The benchmark Brent crude surpassed the significant $75-mark a barrel once again on re-emergence of a supply shock.
Excess volatility and movements in the US dollar had a major impact on the domestic unit initially.
got hammered to hit a low of 70.24 before rebounding from a fag-end wallop, snapping a two-week losing streak.
The Indian currency had its most turbulent week in more than two years witnessing record lows after doing little to quell investors' fears of a prolonged downturn ahead - a shock resembling 2013 currency crisis.
It crashed to a historic low of 70.40 against the dollar last week in the wake of Turkey's currency crisis.

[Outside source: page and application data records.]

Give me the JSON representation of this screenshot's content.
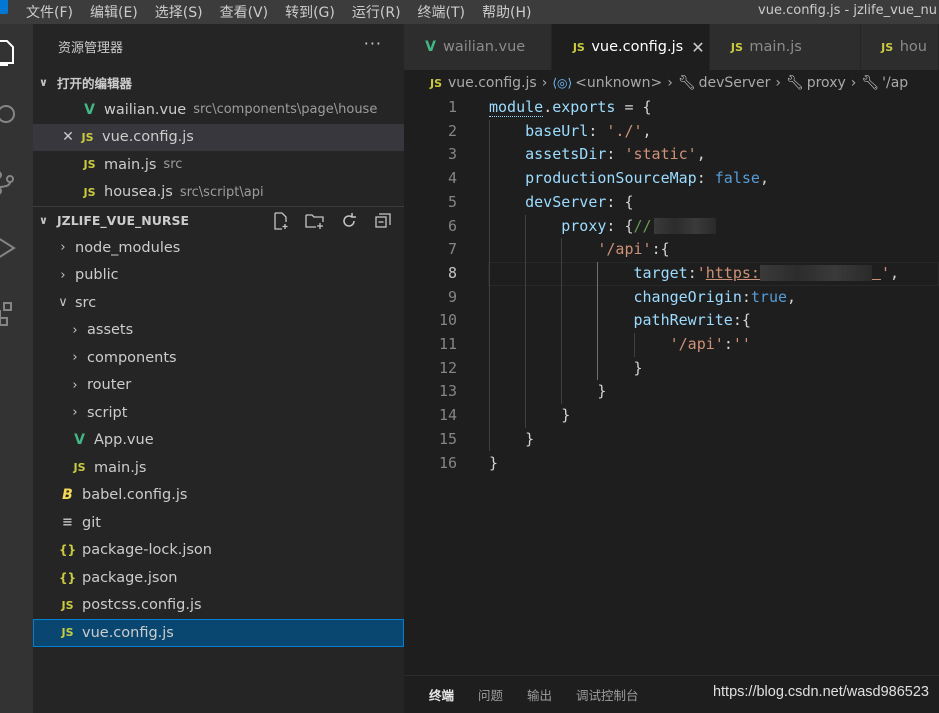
{
  "window": {
    "title": "vue.config.js - jzlife_vue_nu"
  },
  "menu": [
    "文件(F)",
    "编辑(E)",
    "选择(S)",
    "查看(V)",
    "转到(G)",
    "运行(R)",
    "终端(T)",
    "帮助(H)"
  ],
  "activity_icons": [
    "explorer-icon",
    "search-icon",
    "source-control-icon",
    "run-debug-icon",
    "extensions-icon"
  ],
  "sidebar": {
    "title": "资源管理器",
    "more": "···",
    "open_editors": {
      "title": "打开的编辑器",
      "items": [
        {
          "icon": "V",
          "type": "vue",
          "name": "wailian.vue",
          "desc": "src\\components\\page\\house"
        },
        {
          "icon": "JS",
          "type": "js",
          "name": "vue.config.js",
          "desc": ""
        },
        {
          "icon": "JS",
          "type": "js",
          "name": "main.js",
          "desc": "src"
        },
        {
          "icon": "JS",
          "type": "js",
          "name": "housea.js",
          "desc": "src\\script\\api"
        }
      ]
    },
    "project": {
      "title": "JZLIFE_VUE_NURSE",
      "items": [
        {
          "name": "node_modules",
          "kind": "folder",
          "depth": 0
        },
        {
          "name": "public",
          "kind": "folder",
          "depth": 0
        },
        {
          "name": "src",
          "kind": "folder-open",
          "depth": 0
        },
        {
          "name": "assets",
          "kind": "folder",
          "depth": 1
        },
        {
          "name": "components",
          "kind": "folder",
          "depth": 1
        },
        {
          "name": "router",
          "kind": "folder",
          "depth": 1
        },
        {
          "name": "script",
          "kind": "folder",
          "depth": 1
        },
        {
          "name": "App.vue",
          "kind": "vue",
          "depth": 1
        },
        {
          "name": "main.js",
          "kind": "js",
          "depth": 1
        },
        {
          "name": "babel.config.js",
          "kind": "babel",
          "depth": 0
        },
        {
          "name": "git",
          "kind": "git",
          "depth": 0
        },
        {
          "name": "package-lock.json",
          "kind": "json",
          "depth": 0
        },
        {
          "name": "package.json",
          "kind": "json",
          "depth": 0
        },
        {
          "name": "postcss.config.js",
          "kind": "js",
          "depth": 0
        },
        {
          "name": "vue.config.js",
          "kind": "js",
          "depth": 0
        }
      ]
    }
  },
  "tabs": [
    {
      "icon": "V",
      "type": "vue",
      "label": "wailian.vue"
    },
    {
      "icon": "JS",
      "type": "js",
      "label": "vue.config.js"
    },
    {
      "icon": "JS",
      "type": "js",
      "label": "main.js"
    },
    {
      "icon": "JS",
      "type": "js",
      "label": "hou"
    }
  ],
  "breadcrumb": [
    "vue.config.js",
    "<unknown>",
    "devServer",
    "proxy",
    "'/ap"
  ],
  "code": [
    "module.exports = {",
    "    baseUrl: './',",
    "    assetsDir: 'static',",
    "    productionSourceMap: false,",
    "    devServer: {",
    "        proxy: {//",
    "            '/api':{",
    "                target:'https:",
    "                changeOrigin:true,",
    "                pathRewrite:{",
    "                    '/api':''",
    "                }",
    "            }",
    "        }",
    "    }",
    "}"
  ],
  "line_numbers": [
    "1",
    "2",
    "3",
    "4",
    "5",
    "6",
    "7",
    "8",
    "9",
    "10",
    "11",
    "12",
    "13",
    "14",
    "15",
    "16"
  ],
  "panel": {
    "tabs": [
      "终端",
      "问题",
      "输出",
      "调试控制台"
    ],
    "watermark": "https://blog.csdn.net/wasd986523"
  }
}
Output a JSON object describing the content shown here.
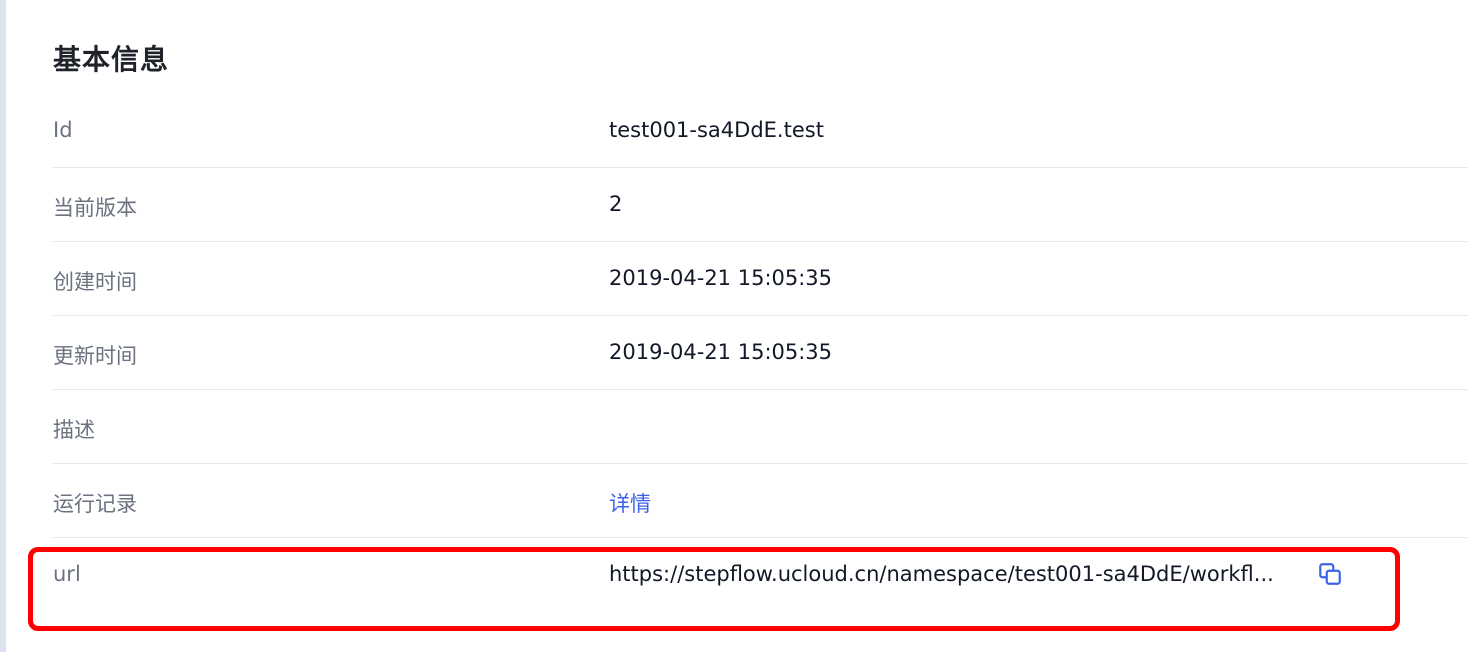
{
  "section": {
    "title": "基本信息"
  },
  "rows": [
    {
      "label": "Id",
      "value": "test001-sa4DdE.test"
    },
    {
      "label": "当前版本",
      "value": "2"
    },
    {
      "label": "创建时间",
      "value": "2019-04-21 15:05:35"
    },
    {
      "label": "更新时间",
      "value": "2019-04-21 15:05:35"
    },
    {
      "label": "描述",
      "value": ""
    },
    {
      "label": "运行记录",
      "link": "详情"
    },
    {
      "label": "url",
      "value": "https://stepflow.ucloud.cn/namespace/test001-sa4DdE/workfl..."
    }
  ],
  "icons": {
    "copy": "copy-icon"
  },
  "colors": {
    "link": "#3b62e8",
    "highlight": "#ff0000"
  }
}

had depreciated by a staggering 2.26 per cent, or 155 paise.
The US dollar shed windfall gains scored on the back of haven demand amid turmoil in emerging market assets.
India's foreign exchange reserves fell by $33.2 million to $400.847 billion in the week to August 17 mainly due to fall in foreign currency assets, according to RBI data.
Meanwhile, foreign investors and funds pumped in over Rs 75 billion into the Indian capital markets so far this month on better corporate earnings coupled with improvement in crude oil prices.
On the energy front, crude prices
snapped their seven seven straight weeks of decline - the longest losing streak in three years as supply risk jumped back into the limelight on growing concern over Iranian sanctions cutting off a major supply source.
The benchmark Brent crude surged over $1.02, or 1.4 per cent to end at $75.75 a barrel.
Earlier this week, staging a smart recovery, the rupee sharply higher at 69.83 from last Thursday's closing value of 70.15 at the inter-bank foreign exchange (forex) market.
The fresh breakout pushed the local unit to hit a high of 69.53 on fresh dollar selling also supported by a strong rally in local equities.
However, succumbing to a mid-week sell-off spooked by global trade war jitters, the rupee retrated sharply to breach the 70-mark once again to touch a low of 70.24 briefly before recuperating all losses to end at 69.91, revealing a sharp gain of 24 paise, or 0.34 per cent.
The RBI, meanwhile, fixed the reference rate for the dollar at 70.1377 and for the euro at 81.1699. The 10-year benchmark yield ended modestly higher at 7.87 per cent. Globally, the US dollar shed windfall gains scored on the back of haven demand amid turmoil in emerging market assets.
The Federal Reserve Chair Jerome Powell comments at the Jackson Hole sent the US dollar lower against all of the major currencies on Friday after he confirmed that steady rate hikes are the best way to protect the US economic recovery, though investors were not impressed.
The euro climbed to its strongest level in three weeks despite persistent rise in Italian yields.
The British pound also extended its recovery but the lackluster rally signals that investors are still worried about Brexit.
The dollar index, which measures the greenback's value against a basket of six major currencies dropped to 95.08 from 96 earlier.